__Task description__:
Determine how many lines of the listing contain the word "subtitle". The reply is that number alone.

__Exercise input__:
※

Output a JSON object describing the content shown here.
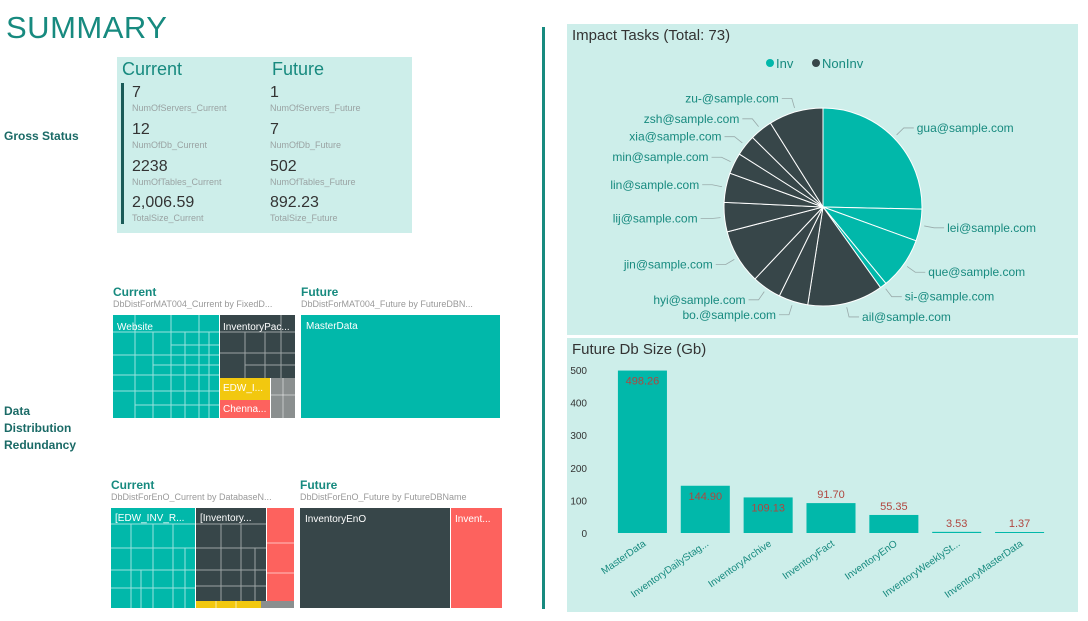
{
  "title": "SUMMARY",
  "gross_status": {
    "label": "Gross Status",
    "current_header": "Current",
    "future_header": "Future",
    "metrics": [
      {
        "current_value": "7",
        "current_label": "NumOfServers_Current",
        "future_value": "1",
        "future_label": "NumOfServers_Future"
      },
      {
        "current_value": "12",
        "current_label": "NumOfDb_Current",
        "future_value": "7",
        "future_label": "NumOfDb_Future"
      },
      {
        "current_value": "2238",
        "current_label": "NumOfTables_Current",
        "future_value": "502",
        "future_label": "NumOfTables_Future"
      },
      {
        "current_value": "2,006.59",
        "current_label": "TotalSize_Current",
        "future_value": "892.23",
        "future_label": "TotalSize_Future"
      }
    ]
  },
  "data_distribution": {
    "label_lines": [
      "Data",
      "Distribution",
      "Redundancy"
    ],
    "mat004_current": {
      "title": "Current",
      "subtitle": "DbDistForMAT004_Current by FixedD...",
      "labels": [
        "Website",
        "InventoryPac...",
        "EDW_I...",
        "Chenna..."
      ]
    },
    "mat004_future": {
      "title": "Future",
      "subtitle": "DbDistForMAT004_Future by FutureDBN...",
      "labels": [
        "MasterData"
      ]
    },
    "eno_current": {
      "title": "Current",
      "subtitle": "DbDistForEnO_Current by DatabaseN...",
      "labels": [
        "[EDW_INV_R...",
        "[Inventory..."
      ]
    },
    "eno_future": {
      "title": "Future",
      "subtitle": "DbDistForEnO_Future by FutureDBName",
      "labels": [
        "InventoryEnO",
        "Invent..."
      ]
    }
  },
  "colors": {
    "teal": "#01b8aa",
    "dark": "#374649",
    "red": "#fd625e",
    "yellow": "#f2c80f",
    "gray": "#8a8f8f",
    "panel_bg": "#cdeeea",
    "label_value_red": "#b0463f"
  },
  "impact_tasks": {
    "title": "Impact Tasks (Total: 73)",
    "legend": [
      {
        "name": "Inv",
        "color": "#01b8aa"
      },
      {
        "name": "NonInv",
        "color": "#374649"
      }
    ],
    "chart_data": {
      "type": "pie",
      "total": 73,
      "slices": [
        {
          "label": "gua@sample.com",
          "value": 18.5,
          "group": "Inv"
        },
        {
          "label": "lei@sample.com",
          "value": 3.8,
          "group": "Inv"
        },
        {
          "label": "que@sample.com",
          "value": 6.2,
          "group": "Inv"
        },
        {
          "label": "si-@sample.com",
          "value": 0.8,
          "group": "Inv"
        },
        {
          "label": "ail@sample.com",
          "value": 9.0,
          "group": "NonInv"
        },
        {
          "label": "bo.@sample.com",
          "value": 3.5,
          "group": "NonInv"
        },
        {
          "label": "hyi@sample.com",
          "value": 3.5,
          "group": "NonInv"
        },
        {
          "label": "jin@sample.com",
          "value": 6.5,
          "group": "NonInv"
        },
        {
          "label": "lij@sample.com",
          "value": 3.5,
          "group": "NonInv"
        },
        {
          "label": "lin@sample.com",
          "value": 3.5,
          "group": "NonInv"
        },
        {
          "label": "min@sample.com",
          "value": 2.5,
          "group": "NonInv"
        },
        {
          "label": "xia@sample.com",
          "value": 2.5,
          "group": "NonInv"
        },
        {
          "label": "zsh@sample.com",
          "value": 2.7,
          "group": "NonInv"
        },
        {
          "label": "zu-@sample.com",
          "value": 6.5,
          "group": "NonInv"
        }
      ]
    }
  },
  "future_db_size": {
    "title": "Future Db Size (Gb)",
    "chart_data": {
      "type": "bar",
      "categories": [
        "MasterData",
        "InventoryDailyStag...",
        "InventoryArchive",
        "InventoryFact",
        "InventoryEnO",
        "InventoryWeeklySt...",
        "InventoryMasterData"
      ],
      "values": [
        498.26,
        144.9,
        109.13,
        91.7,
        55.35,
        3.53,
        1.37
      ],
      "value_labels": [
        "498.26",
        "144.90",
        "109.13",
        "91.70",
        "55.35",
        "3.53",
        "1.37"
      ],
      "ylim": [
        0,
        500
      ],
      "yticks": [
        "0",
        "100",
        "200",
        "300",
        "400",
        "500"
      ],
      "bar_color": "#01b8aa"
    }
  }
}
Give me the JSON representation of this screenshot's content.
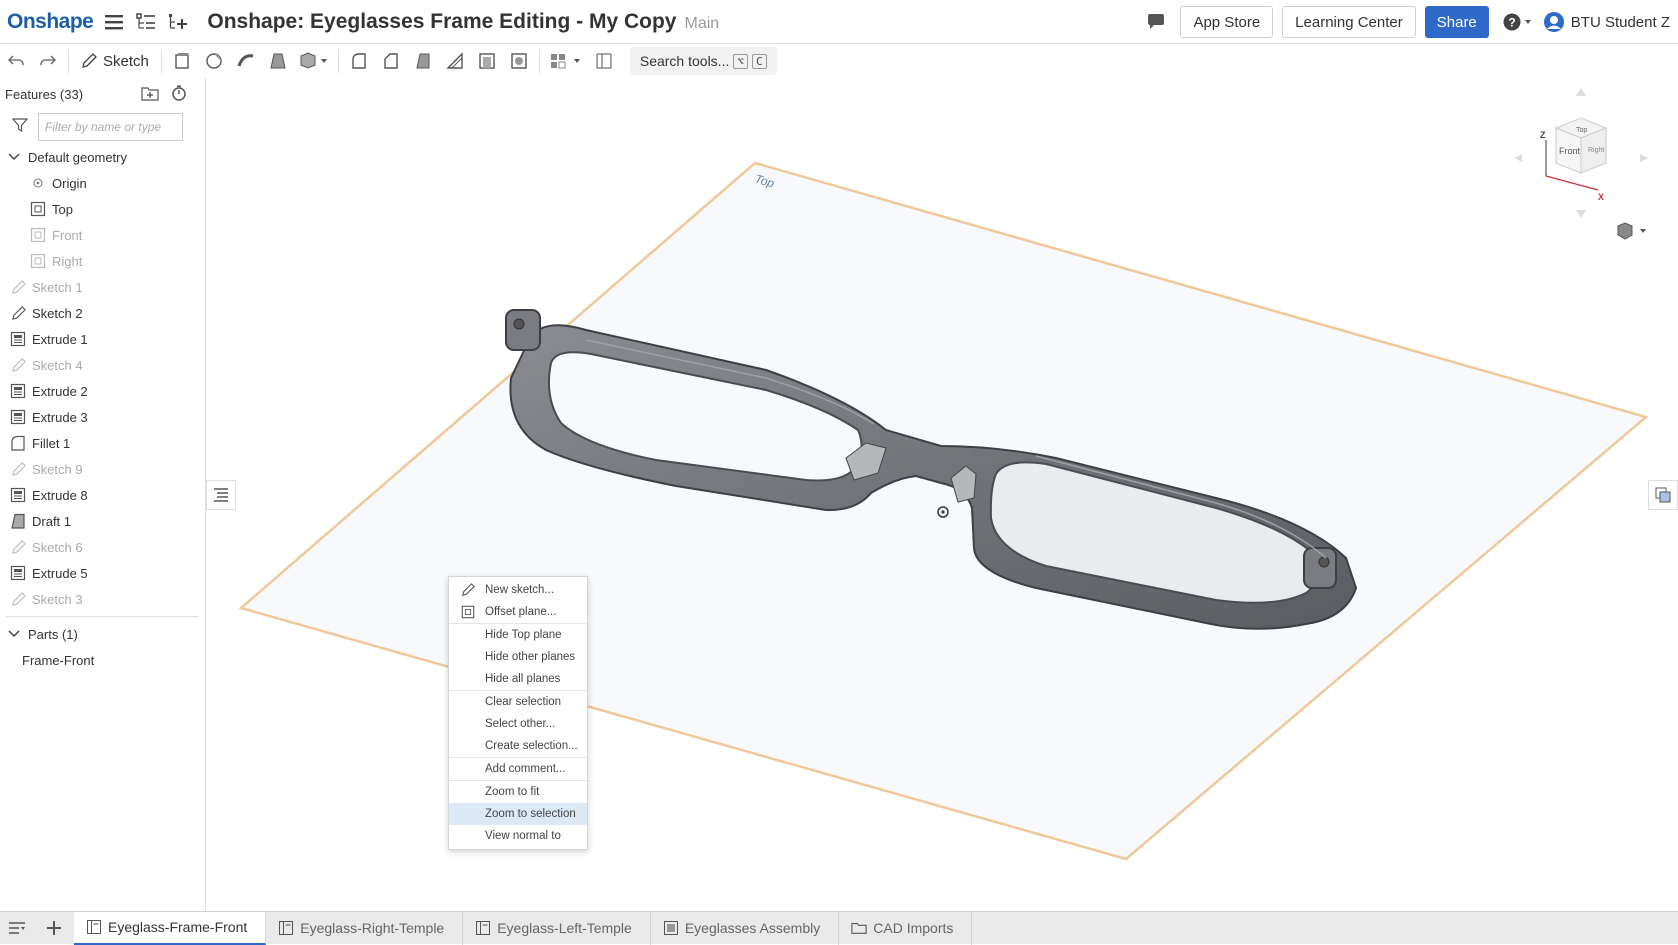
{
  "header": {
    "logo": "Onshape",
    "doc_title": "Onshape: Eyeglasses Frame Editing - My Copy",
    "branch": "Main",
    "app_store": "App Store",
    "learning_center": "Learning Center",
    "share": "Share",
    "user": "BTU Student Z"
  },
  "toolbar": {
    "sketch_label": "Sketch",
    "search_label": "Search tools...",
    "shortcut_1": "⌥",
    "shortcut_2": "C"
  },
  "features": {
    "title": "Features (33)",
    "filter_placeholder": "Filter by name or type",
    "default_geometry": "Default geometry",
    "geometry_items": [
      {
        "label": "Origin",
        "icon": "origin-icon",
        "dim": false
      },
      {
        "label": "Top",
        "icon": "plane-icon",
        "dim": false
      },
      {
        "label": "Front",
        "icon": "plane-icon",
        "dim": true
      },
      {
        "label": "Right",
        "icon": "plane-icon",
        "dim": true
      }
    ],
    "items": [
      {
        "label": "Sketch 1",
        "icon": "sketch-icon",
        "dim": true
      },
      {
        "label": "Sketch 2",
        "icon": "sketch-icon",
        "dim": false
      },
      {
        "label": "Extrude 1",
        "icon": "extrude-icon",
        "dim": false
      },
      {
        "label": "Sketch 4",
        "icon": "sketch-icon",
        "dim": true
      },
      {
        "label": "Extrude 2",
        "icon": "extrude-icon",
        "dim": false
      },
      {
        "label": "Extrude 3",
        "icon": "extrude-icon",
        "dim": false
      },
      {
        "label": "Fillet 1",
        "icon": "fillet-icon",
        "dim": false
      },
      {
        "label": "Sketch 9",
        "icon": "sketch-icon",
        "dim": true
      },
      {
        "label": "Extrude 8",
        "icon": "extrude-icon",
        "dim": false
      },
      {
        "label": "Draft 1",
        "icon": "draft-icon",
        "dim": false
      },
      {
        "label": "Sketch 6",
        "icon": "sketch-icon",
        "dim": true
      },
      {
        "label": "Extrude 5",
        "icon": "extrude-icon",
        "dim": false
      },
      {
        "label": "Sketch 3",
        "icon": "sketch-icon",
        "dim": true
      }
    ],
    "parts_title": "Parts (1)",
    "parts": [
      "Frame-Front"
    ]
  },
  "viewport": {
    "plane_label": "Top",
    "viewcube": {
      "top": "Top",
      "front": "Front",
      "right": "Right",
      "z": "Z",
      "x": "X"
    }
  },
  "context_menu": {
    "groups": [
      [
        {
          "label": "New sketch...",
          "icon": "pencil-icon"
        },
        {
          "label": "Offset plane...",
          "icon": "plane-icon"
        }
      ],
      [
        {
          "label": "Hide Top plane"
        },
        {
          "label": "Hide other planes"
        },
        {
          "label": "Hide all planes"
        }
      ],
      [
        {
          "label": "Clear selection"
        },
        {
          "label": "Select other..."
        },
        {
          "label": "Create selection..."
        }
      ],
      [
        {
          "label": "Add comment..."
        }
      ],
      [
        {
          "label": "Zoom to fit"
        },
        {
          "label": "Zoom to selection",
          "highlighted": true
        },
        {
          "label": "View normal to"
        }
      ]
    ]
  },
  "tabs": [
    {
      "label": "Eyeglass-Frame-Front",
      "icon": "part-studio-icon",
      "active": true
    },
    {
      "label": "Eyeglass-Right-Temple",
      "icon": "part-studio-icon",
      "active": false
    },
    {
      "label": "Eyeglass-Left-Temple",
      "icon": "part-studio-icon",
      "active": false
    },
    {
      "label": "Eyeglasses Assembly",
      "icon": "assembly-icon",
      "active": false
    },
    {
      "label": "CAD Imports",
      "icon": "folder-icon",
      "active": false
    }
  ],
  "colors": {
    "accent": "#2f69c9",
    "logo": "#1f5fa8",
    "plane_edge": "#f0c89a",
    "plane_fill": "#f7f9fc",
    "frame": "#6e7075"
  }
}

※

__Task answer__:
4